Work instruction:
Once the pictures are set aside, output all the records exactly.

Excerpted data Block Start

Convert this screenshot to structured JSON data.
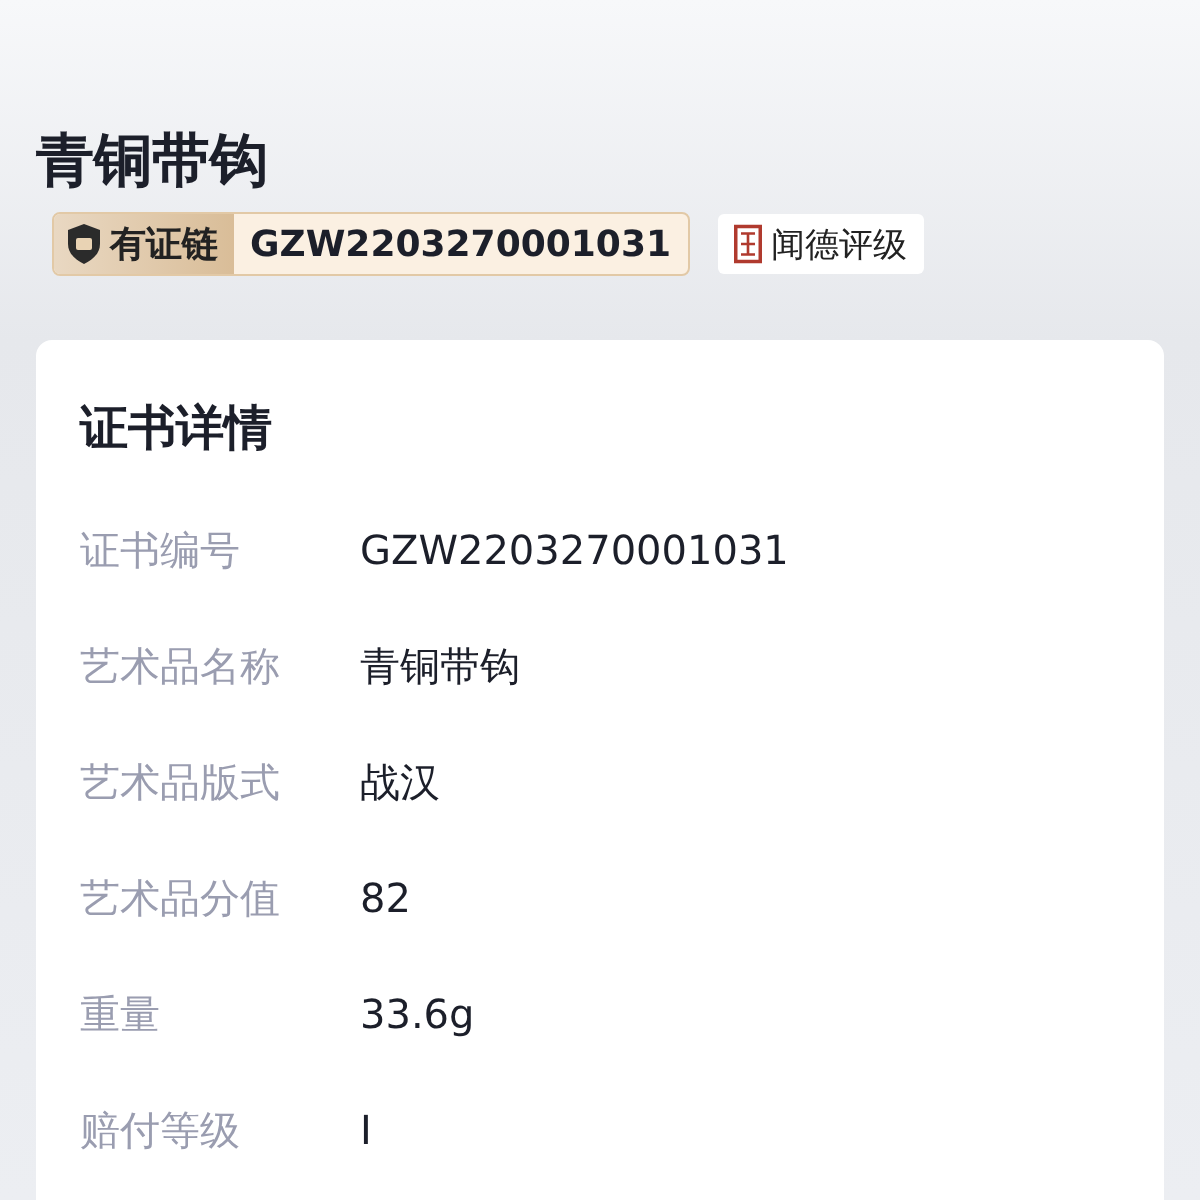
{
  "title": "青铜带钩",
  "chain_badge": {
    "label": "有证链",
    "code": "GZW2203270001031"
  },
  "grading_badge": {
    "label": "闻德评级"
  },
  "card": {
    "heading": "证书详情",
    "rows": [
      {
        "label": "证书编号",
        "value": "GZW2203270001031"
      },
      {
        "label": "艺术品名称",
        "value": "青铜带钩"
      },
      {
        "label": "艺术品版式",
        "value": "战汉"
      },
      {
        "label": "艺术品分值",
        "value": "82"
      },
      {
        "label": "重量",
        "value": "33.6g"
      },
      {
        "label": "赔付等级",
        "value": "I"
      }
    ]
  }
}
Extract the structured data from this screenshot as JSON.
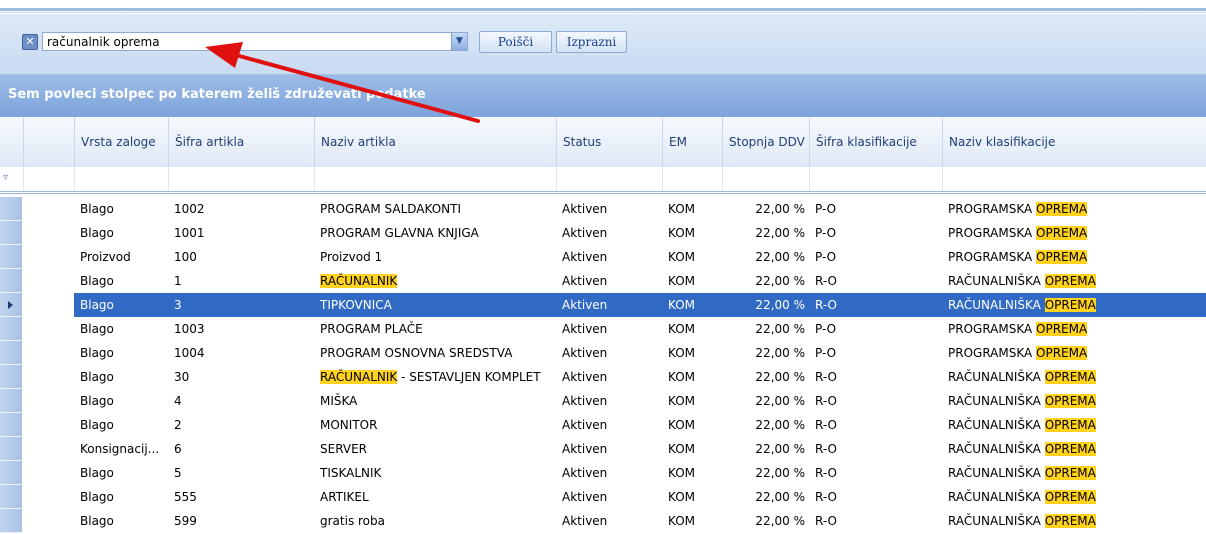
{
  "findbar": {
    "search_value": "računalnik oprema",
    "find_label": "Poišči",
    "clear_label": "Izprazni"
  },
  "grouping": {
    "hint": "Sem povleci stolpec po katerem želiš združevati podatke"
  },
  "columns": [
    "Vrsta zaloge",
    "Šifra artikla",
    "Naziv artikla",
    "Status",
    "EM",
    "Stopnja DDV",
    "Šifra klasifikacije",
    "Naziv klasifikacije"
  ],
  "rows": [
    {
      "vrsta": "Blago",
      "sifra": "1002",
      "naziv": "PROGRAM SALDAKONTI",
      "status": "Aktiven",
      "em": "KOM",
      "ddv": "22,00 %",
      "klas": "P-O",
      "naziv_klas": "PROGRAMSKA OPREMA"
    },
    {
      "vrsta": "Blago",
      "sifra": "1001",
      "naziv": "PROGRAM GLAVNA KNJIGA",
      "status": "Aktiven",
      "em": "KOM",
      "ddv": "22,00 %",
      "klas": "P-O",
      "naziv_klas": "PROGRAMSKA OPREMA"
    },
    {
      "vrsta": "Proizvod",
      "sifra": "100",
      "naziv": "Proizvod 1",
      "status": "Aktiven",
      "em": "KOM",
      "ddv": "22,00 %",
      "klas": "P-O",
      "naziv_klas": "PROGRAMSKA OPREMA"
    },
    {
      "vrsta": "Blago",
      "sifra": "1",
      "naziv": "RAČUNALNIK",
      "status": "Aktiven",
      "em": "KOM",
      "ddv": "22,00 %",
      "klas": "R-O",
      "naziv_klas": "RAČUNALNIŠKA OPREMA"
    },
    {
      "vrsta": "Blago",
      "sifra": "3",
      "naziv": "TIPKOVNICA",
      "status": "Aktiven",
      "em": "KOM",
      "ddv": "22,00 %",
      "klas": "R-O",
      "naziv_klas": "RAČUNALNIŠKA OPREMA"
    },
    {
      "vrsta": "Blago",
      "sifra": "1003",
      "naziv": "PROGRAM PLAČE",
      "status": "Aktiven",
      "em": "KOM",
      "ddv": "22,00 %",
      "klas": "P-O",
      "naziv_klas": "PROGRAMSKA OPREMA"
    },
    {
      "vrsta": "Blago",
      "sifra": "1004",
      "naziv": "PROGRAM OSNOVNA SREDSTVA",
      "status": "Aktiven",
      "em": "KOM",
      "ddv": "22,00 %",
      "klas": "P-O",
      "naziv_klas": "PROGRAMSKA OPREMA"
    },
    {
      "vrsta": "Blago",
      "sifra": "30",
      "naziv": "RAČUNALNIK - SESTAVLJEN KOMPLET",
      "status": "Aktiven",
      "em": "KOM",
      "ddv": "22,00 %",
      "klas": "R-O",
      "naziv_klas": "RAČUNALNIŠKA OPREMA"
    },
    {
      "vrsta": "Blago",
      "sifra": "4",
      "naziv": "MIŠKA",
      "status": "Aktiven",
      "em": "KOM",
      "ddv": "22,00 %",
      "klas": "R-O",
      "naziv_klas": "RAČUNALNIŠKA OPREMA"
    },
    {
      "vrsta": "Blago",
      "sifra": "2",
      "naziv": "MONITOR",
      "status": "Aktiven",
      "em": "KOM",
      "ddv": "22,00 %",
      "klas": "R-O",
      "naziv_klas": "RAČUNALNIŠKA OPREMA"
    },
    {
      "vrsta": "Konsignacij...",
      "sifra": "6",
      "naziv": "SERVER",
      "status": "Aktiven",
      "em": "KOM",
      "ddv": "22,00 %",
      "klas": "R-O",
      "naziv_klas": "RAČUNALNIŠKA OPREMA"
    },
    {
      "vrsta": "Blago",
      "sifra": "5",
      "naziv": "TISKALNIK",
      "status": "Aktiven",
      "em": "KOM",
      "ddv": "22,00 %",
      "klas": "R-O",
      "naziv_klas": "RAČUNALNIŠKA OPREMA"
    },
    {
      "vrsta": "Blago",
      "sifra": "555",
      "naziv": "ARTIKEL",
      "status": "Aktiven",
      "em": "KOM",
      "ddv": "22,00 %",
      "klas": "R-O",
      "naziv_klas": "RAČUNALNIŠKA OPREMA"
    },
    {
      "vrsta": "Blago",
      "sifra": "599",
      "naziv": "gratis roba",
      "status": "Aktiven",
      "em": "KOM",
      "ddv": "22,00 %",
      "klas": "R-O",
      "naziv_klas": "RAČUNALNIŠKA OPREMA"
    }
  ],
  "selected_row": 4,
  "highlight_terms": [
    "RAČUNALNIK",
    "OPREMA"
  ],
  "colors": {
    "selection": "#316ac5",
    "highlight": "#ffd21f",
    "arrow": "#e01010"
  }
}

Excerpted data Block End

Reply to the exercise:
Convert this screenshot to structured JSON data.
{
  "title": "青铜带钩",
  "chain_badge": {
    "label": "有证链",
    "code": "GZW2203270001031"
  },
  "grading_badge": {
    "label": "闻德评级"
  },
  "card": {
    "heading": "证书详情",
    "rows": [
      {
        "label": "证书编号",
        "value": "GZW2203270001031"
      },
      {
        "label": "艺术品名称",
        "value": "青铜带钩"
      },
      {
        "label": "艺术品版式",
        "value": "战汉"
      },
      {
        "label": "艺术品分值",
        "value": "82"
      },
      {
        "label": "重量",
        "value": "33.6g"
      },
      {
        "label": "赔付等级",
        "value": "I"
      }
    ]
  }
}
Extract the structured data from this screenshot as JSON.
{
  "findbar": {
    "search_value": "računalnik oprema",
    "find_label": "Poišči",
    "clear_label": "Izprazni"
  },
  "grouping": {
    "hint": "Sem povleci stolpec po katerem želiš združevati podatke"
  },
  "columns": [
    "Vrsta zaloge",
    "Šifra artikla",
    "Naziv artikla",
    "Status",
    "EM",
    "Stopnja DDV",
    "Šifra klasifikacije",
    "Naziv klasifikacije"
  ],
  "rows": [
    {
      "vrsta": "Blago",
      "sifra": "1002",
      "naziv": "PROGRAM SALDAKONTI",
      "status": "Aktiven",
      "em": "KOM",
      "ddv": "22,00 %",
      "klas": "P-O",
      "naziv_klas": "PROGRAMSKA OPREMA"
    },
    {
      "vrsta": "Blago",
      "sifra": "1001",
      "naziv": "PROGRAM GLAVNA KNJIGA",
      "status": "Aktiven",
      "em": "KOM",
      "ddv": "22,00 %",
      "klas": "P-O",
      "naziv_klas": "PROGRAMSKA OPREMA"
    },
    {
      "vrsta": "Proizvod",
      "sifra": "100",
      "naziv": "Proizvod 1",
      "status": "Aktiven",
      "em": "KOM",
      "ddv": "22,00 %",
      "klas": "P-O",
      "naziv_klas": "PROGRAMSKA OPREMA"
    },
    {
      "vrsta": "Blago",
      "sifra": "1",
      "naziv": "RAČUNALNIK",
      "status": "Aktiven",
      "em": "KOM",
      "ddv": "22,00 %",
      "klas": "R-O",
      "naziv_klas": "RAČUNALNIŠKA OPREMA"
    },
    {
      "vrsta": "Blago",
      "sifra": "3",
      "naziv": "TIPKOVNICA",
      "status": "Aktiven",
      "em": "KOM",
      "ddv": "22,00 %",
      "klas": "R-O",
      "naziv_klas": "RAČUNALNIŠKA OPREMA"
    },
    {
      "vrsta": "Blago",
      "sifra": "1003",
      "naziv": "PROGRAM PLAČE",
      "status": "Aktiven",
      "em": "KOM",
      "ddv": "22,00 %",
      "klas": "P-O",
      "naziv_klas": "PROGRAMSKA OPREMA"
    },
    {
      "vrsta": "Blago",
      "sifra": "1004",
      "naziv": "PROGRAM OSNOVNA SREDSTVA",
      "status": "Aktiven",
      "em": "KOM",
      "ddv": "22,00 %",
      "klas": "P-O",
      "naziv_klas": "PROGRAMSKA OPREMA"
    },
    {
      "vrsta": "Blago",
      "sifra": "30",
      "naziv": "RAČUNALNIK - SESTAVLJEN KOMPLET",
      "status": "Aktiven",
      "em": "KOM",
      "ddv": "22,00 %",
      "klas": "R-O",
      "naziv_klas": "RAČUNALNIŠKA OPREMA"
    },
    {
      "vrsta": "Blago",
      "sifra": "4",
      "naziv": "MIŠKA",
      "status": "Aktiven",
      "em": "KOM",
      "ddv": "22,00 %",
      "klas": "R-O",
      "naziv_klas": "RAČUNALNIŠKA OPREMA"
    },
    {
      "vrsta": "Blago",
      "sifra": "2",
      "naziv": "MONITOR",
      "status": "Aktiven",
      "em": "KOM",
      "ddv": "22,00 %",
      "klas": "R-O",
      "naziv_klas": "RAČUNALNIŠKA OPREMA"
    },
    {
      "vrsta": "Konsignacij...",
      "sifra": "6",
      "naziv": "SERVER",
      "status": "Aktiven",
      "em": "KOM",
      "ddv": "22,00 %",
      "klas": "R-O",
      "naziv_klas": "RAČUNALNIŠKA OPREMA"
    },
    {
      "vrsta": "Blago",
      "sifra": "5",
      "naziv": "TISKALNIK",
      "status": "Aktiven",
      "em": "KOM",
      "ddv": "22,00 %",
      "klas": "R-O",
      "naziv_klas": "RAČUNALNIŠKA OPREMA"
    },
    {
      "vrsta": "Blago",
      "sifra": "555",
      "naziv": "ARTIKEL",
      "status": "Aktiven",
      "em": "KOM",
      "ddv": "22,00 %",
      "klas": "R-O",
      "naziv_klas": "RAČUNALNIŠKA OPREMA"
    },
    {
      "vrsta": "Blago",
      "sifra": "599",
      "naziv": "gratis roba",
      "status": "Aktiven",
      "em": "KOM",
      "ddv": "22,00 %",
      "klas": "R-O",
      "naziv_klas": "RAČUNALNIŠKA OPREMA"
    }
  ],
  "selected_row": 4,
  "highlight_terms": [
    "RAČUNALNIK",
    "OPREMA"
  ],
  "colors": {
    "selection": "#316ac5",
    "highlight": "#ffd21f",
    "arrow": "#e01010"
  }
}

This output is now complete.